Due to adoption of role models as seen on TV or via access to other cultures (globalisation) or because now husbands and wives are now distracted from contraception, there has been a considerable reduction in birth rate.

Educating the girl child has resulted in the ratio of girls to boys in primary and secondary education in India has increased from 67% to 95%. Several studies point to the fact that when the deciding agent is a female, more likely than not, the welfare of the children and the family is put first.

Emerging markets have mirrored the growth and growth patterns of the developed countries. Contribution of women to consumption in the western world is well documented and it is not unlikely that they will be replicated in emerging markets too.
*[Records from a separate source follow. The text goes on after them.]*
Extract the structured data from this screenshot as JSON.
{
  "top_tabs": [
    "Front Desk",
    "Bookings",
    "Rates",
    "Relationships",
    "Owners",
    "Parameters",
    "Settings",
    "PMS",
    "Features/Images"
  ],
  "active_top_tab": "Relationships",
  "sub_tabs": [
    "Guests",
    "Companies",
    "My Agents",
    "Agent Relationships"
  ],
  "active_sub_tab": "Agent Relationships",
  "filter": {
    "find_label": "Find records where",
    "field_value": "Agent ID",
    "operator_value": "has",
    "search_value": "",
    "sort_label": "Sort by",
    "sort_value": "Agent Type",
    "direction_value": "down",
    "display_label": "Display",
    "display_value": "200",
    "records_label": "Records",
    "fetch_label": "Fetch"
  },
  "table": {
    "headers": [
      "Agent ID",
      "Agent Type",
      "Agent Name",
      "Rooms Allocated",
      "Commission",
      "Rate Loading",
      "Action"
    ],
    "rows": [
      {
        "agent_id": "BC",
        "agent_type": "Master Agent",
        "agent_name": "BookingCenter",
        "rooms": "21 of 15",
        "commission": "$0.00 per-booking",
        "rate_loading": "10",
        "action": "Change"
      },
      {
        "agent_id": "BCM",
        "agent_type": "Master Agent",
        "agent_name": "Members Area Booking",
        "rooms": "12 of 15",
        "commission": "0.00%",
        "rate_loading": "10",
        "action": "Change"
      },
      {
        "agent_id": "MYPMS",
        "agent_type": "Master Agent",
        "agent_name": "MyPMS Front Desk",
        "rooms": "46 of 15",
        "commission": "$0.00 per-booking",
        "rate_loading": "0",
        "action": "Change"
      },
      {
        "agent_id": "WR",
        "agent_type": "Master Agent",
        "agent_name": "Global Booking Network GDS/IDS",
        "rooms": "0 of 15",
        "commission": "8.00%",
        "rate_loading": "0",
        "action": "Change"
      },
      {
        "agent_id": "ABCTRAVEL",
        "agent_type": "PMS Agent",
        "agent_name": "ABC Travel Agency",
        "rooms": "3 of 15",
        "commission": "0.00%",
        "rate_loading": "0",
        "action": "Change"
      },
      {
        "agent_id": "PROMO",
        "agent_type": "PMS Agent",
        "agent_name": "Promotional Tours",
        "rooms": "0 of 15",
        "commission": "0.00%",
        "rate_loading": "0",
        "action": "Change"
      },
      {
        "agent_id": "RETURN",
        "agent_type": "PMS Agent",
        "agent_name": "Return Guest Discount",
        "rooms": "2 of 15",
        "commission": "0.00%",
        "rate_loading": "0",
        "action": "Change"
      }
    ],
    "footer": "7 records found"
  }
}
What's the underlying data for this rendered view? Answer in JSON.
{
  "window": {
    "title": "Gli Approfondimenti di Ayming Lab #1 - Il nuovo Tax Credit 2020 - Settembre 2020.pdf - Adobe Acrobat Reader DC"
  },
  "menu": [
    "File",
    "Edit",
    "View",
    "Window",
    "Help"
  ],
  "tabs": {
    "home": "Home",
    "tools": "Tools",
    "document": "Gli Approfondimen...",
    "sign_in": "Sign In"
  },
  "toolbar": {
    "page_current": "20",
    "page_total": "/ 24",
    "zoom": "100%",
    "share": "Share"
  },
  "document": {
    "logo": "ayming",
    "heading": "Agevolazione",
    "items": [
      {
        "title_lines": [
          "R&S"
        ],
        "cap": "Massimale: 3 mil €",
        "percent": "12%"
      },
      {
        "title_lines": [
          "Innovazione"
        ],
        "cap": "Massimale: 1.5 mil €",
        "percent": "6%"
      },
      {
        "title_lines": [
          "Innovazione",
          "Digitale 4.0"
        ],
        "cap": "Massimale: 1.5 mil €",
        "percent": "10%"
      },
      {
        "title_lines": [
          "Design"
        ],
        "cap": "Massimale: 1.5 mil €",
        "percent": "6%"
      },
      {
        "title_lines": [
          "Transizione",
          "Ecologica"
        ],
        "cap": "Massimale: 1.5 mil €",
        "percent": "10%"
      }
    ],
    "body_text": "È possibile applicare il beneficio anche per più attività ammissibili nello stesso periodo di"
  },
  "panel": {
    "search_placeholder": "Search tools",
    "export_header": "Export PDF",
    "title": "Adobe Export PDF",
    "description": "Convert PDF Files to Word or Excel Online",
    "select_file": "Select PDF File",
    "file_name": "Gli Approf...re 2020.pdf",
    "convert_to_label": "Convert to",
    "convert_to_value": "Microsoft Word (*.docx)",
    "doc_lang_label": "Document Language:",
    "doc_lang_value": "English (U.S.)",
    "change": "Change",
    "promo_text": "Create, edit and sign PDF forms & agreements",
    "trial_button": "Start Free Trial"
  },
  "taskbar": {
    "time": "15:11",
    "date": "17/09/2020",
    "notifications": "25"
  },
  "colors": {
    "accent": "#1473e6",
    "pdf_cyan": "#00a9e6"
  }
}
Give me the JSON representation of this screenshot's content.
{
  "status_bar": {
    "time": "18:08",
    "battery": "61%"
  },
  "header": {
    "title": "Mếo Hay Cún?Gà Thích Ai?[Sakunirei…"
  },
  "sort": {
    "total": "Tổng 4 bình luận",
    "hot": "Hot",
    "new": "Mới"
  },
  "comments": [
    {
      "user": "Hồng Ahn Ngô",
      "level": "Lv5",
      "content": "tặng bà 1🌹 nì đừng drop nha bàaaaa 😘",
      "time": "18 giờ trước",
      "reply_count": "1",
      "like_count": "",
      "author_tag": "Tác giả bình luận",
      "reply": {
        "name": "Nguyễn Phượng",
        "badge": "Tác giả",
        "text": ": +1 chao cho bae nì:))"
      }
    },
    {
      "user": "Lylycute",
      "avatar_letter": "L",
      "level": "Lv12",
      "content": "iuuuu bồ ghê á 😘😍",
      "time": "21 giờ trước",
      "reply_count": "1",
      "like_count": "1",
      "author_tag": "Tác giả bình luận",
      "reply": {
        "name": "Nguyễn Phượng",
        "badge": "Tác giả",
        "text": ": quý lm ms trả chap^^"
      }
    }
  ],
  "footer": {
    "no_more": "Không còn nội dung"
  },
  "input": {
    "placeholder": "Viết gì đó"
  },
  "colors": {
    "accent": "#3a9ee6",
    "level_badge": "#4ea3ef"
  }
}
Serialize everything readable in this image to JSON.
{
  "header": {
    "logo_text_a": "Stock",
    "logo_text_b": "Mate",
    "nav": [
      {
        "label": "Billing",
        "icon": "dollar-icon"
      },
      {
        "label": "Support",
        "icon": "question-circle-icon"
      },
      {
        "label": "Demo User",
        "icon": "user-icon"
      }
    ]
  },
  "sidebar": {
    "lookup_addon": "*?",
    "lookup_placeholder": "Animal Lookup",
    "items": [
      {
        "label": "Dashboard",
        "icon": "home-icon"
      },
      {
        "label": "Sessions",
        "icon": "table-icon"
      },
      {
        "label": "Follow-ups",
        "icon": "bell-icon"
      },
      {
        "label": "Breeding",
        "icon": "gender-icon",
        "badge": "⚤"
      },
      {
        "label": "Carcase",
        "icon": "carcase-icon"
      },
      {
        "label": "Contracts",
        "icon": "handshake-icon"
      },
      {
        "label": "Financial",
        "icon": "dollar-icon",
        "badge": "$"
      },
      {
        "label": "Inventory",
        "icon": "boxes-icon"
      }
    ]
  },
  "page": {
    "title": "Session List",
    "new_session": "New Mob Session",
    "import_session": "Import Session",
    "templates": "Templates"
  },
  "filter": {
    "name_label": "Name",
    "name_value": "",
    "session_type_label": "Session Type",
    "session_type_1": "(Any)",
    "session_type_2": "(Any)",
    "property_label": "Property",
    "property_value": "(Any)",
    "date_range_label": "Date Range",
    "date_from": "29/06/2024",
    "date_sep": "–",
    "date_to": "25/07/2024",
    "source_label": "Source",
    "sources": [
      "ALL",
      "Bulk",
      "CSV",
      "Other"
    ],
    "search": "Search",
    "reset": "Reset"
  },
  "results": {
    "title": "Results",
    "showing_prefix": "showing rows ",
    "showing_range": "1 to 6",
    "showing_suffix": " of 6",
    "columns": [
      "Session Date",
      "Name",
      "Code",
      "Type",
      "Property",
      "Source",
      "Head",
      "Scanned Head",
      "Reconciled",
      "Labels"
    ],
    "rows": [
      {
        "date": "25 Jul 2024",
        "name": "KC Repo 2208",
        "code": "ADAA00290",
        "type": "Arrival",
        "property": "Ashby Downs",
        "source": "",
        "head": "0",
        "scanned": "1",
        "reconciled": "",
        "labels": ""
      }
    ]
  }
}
Initial data shows cosumption picking up. Consumption as a percentage of GDP over the last 30 years, for top 13 countries has risen from 12% of the total consumption to almost 30%.

Investors can focus on few sectors with key exposure to emerging markets women: - Food, health/Beauty, Apparel, financial services, health care, consumer durables, telecom services and real estate.

Espirito Santo says that Marico, and closely track the consumption story.

Also read:- Women are the world's largest addressable market: Report

Read more on:   
|
|
|

Read More

BSE launches carbon index

Premier bourse BSE, in collaboration with the UK government, today launched BSE Carbonex, the first-of-its-kind index in India or any emerging market ...

Quick Links

 

Market News

India's dependence on imported edible oil to hit new record

Import bill to rise 5%, over 65% of 19.4 million tonnes supplies to be met through imports, robust directconsumption of seed to lower ...

Jaggery prices shoot up, in line with those of sugar

Farmers have shifted a large amount of high-quality cane (about 10%) to jaggery units so that these fetch 5-10% premium over the standard price ...

Cotton exports hit as China shifts policy

Raw cotton export may fall 20% in the next crop year as against 6% this year; rise in finished yarn exports adds to woes

Sugar exports: Industry restive over delays in subsidy revision

For February-March, the rate decided was Rs 3,300 a tonne; that for April-May was to be announced in the last week of March

Sugar output down 4%, says Isma

Indian mills had produced 1.54 mt raw sugar by the end of March and of that 850,000 tonnes was exported

Back to Top